I too have wondered this in the past, and an official explanation has been completely lacking in my research! However, the closest I've found is the suggestion that it's for drainage. The following link of a podcast transcription states the following:
Richard Merritt, a landing support manager with United Space Alliance, says Florida's marshy terrain is the main reason it took nearly a decade to move from one coast to another.
Richard Merritt/Landing Support Manager: We were still a research and development type of aircraft/spacecraft. They just weren't comfortable with the target here. If you look from above and looking on the runway, each side has a lot of water. So, if you didn't make the runway here, you'd be talking to the alligators.
They go on to talk about how it was easier to land on a dry desert (another landing site) because you didn't have to worry about that - so I think that hints that the canal was probably constructed for drainage purposes to keep the runway from being swamped.
There are other theories that have been put forward, but none seem plausible to me:

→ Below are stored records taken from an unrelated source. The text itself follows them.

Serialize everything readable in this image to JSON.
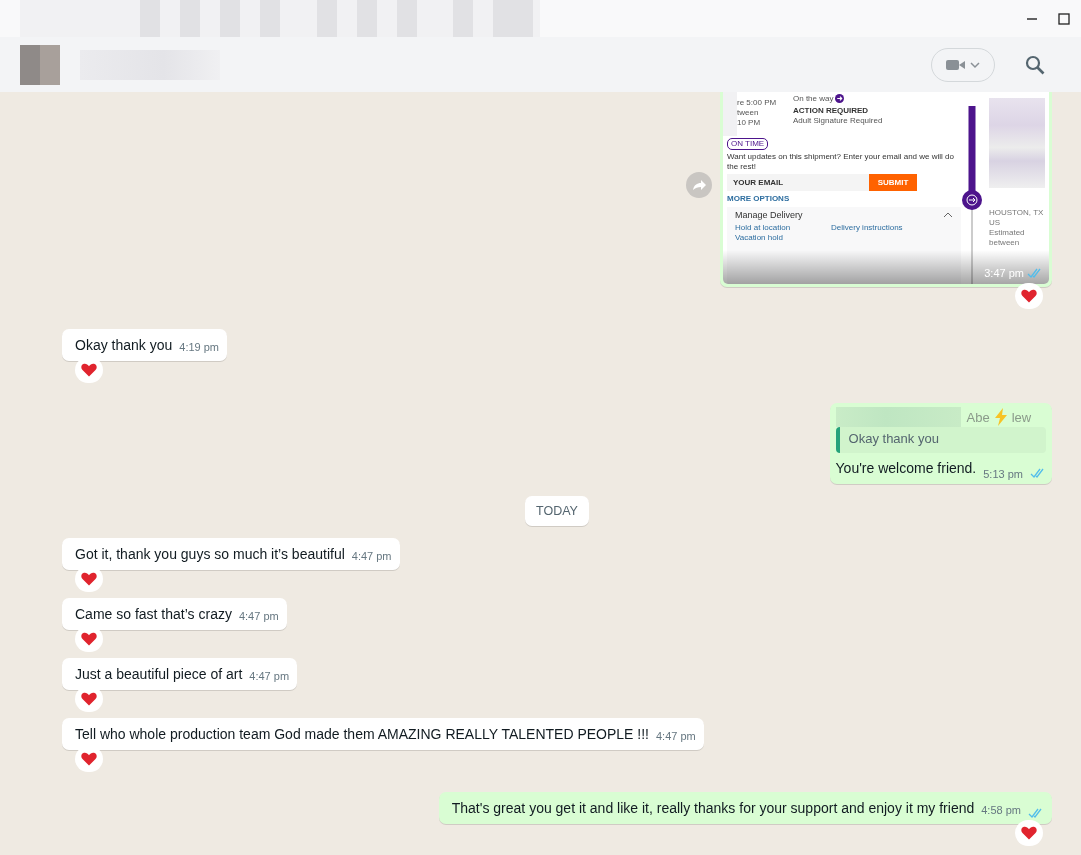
{
  "messages": [
    {
      "kind": "image",
      "outgoing": true,
      "time": "3:47 pm",
      "read": true,
      "reacted": true,
      "image": {
        "status": "On the way",
        "action_label": "ACTION REQUIRED",
        "action": "Adult Signature Required",
        "window_lines": [
          "re 5:00 PM",
          "tween",
          "10 PM"
        ],
        "badge": "ON TIME",
        "prompt": "Want updates on this shipment? Enter your email and we will do the rest!",
        "email_placeholder": "YOUR EMAIL",
        "submit": "SUBMIT",
        "more": "MORE OPTIONS",
        "panel_title": "Manage Delivery",
        "options": [
          "Hold at location",
          "Delivery instructions",
          "Vacation hold"
        ],
        "destination": "HOUSTON, TX US",
        "estimate": "Estimated between"
      }
    },
    {
      "kind": "text",
      "outgoing": false,
      "text": "Okay thank you",
      "time": "4:19 pm",
      "reacted": true
    },
    {
      "kind": "reply",
      "outgoing": true,
      "quote": {
        "author_start": "Abe",
        "author_end": "lew",
        "text": "Okay thank you"
      },
      "text": "You're welcome friend.",
      "time": "5:13 pm",
      "read": true,
      "reacted": false
    },
    {
      "kind": "divider",
      "label": "TODAY"
    },
    {
      "kind": "text",
      "outgoing": false,
      "text": "Got it, thank you guys so much it’s beautiful",
      "time": "4:47 pm",
      "reacted": true
    },
    {
      "kind": "text",
      "outgoing": false,
      "text": "Came so fast that’s crazy",
      "time": "4:47 pm",
      "reacted": true
    },
    {
      "kind": "text",
      "outgoing": false,
      "text": "Just a beautiful piece of art",
      "time": "4:47 pm",
      "reacted": true
    },
    {
      "kind": "text",
      "outgoing": false,
      "text": "Tell who whole production team God made them AMAZING REALLY TALENTED PEOPLE !!!",
      "time": "4:47 pm",
      "reacted": true
    },
    {
      "kind": "text",
      "outgoing": true,
      "text": "That's great you get it and like it, really thanks for your support and enjoy it my friend",
      "time": "4:58 pm",
      "read": true,
      "reacted": true
    }
  ]
}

- The most popular seems to be water needed if a fire should break out - but digging a water filled trench all the way around the runway is an incredibly archaic way to do this, especially when multiple fire hydrants would have been far cheaper to construct and this facility is only found at this runway! In addition, since the shuttle isn't carrying much fuel at all on landing, the chance of a massive fire requiring this much water is rather low.
- Again, security is another theory, but NASA doesn't use this approach anywhere else, and again it's incredibly archaic - we have much better, and cheaper ways of securing facilities these days.

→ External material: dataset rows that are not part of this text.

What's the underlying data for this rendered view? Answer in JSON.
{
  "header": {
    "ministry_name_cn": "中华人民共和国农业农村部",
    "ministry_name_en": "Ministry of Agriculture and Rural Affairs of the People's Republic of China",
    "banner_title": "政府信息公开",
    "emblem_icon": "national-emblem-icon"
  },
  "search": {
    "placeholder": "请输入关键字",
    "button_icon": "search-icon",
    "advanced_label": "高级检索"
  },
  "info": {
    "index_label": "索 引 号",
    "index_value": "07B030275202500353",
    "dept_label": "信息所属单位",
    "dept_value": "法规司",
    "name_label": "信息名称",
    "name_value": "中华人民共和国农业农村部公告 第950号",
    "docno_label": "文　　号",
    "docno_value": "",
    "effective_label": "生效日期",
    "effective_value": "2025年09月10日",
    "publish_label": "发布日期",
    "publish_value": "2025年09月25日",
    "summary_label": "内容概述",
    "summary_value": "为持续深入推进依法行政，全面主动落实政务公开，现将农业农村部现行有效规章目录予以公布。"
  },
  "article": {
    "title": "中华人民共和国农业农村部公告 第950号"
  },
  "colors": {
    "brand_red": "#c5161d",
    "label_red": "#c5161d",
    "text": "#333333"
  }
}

- Material needed to level the runway is another theory, but if this was the only reason then it would have likely all come from one big hole rather than digging a neat trench around the runway.
- If it was needed to catch debris that might blow onto the runway, then we'd see structures with similar purposes in other locations, which we don't. If this was the case, then a simple reinforced fence would have done the job arguably more effectively for a fraction of the cost.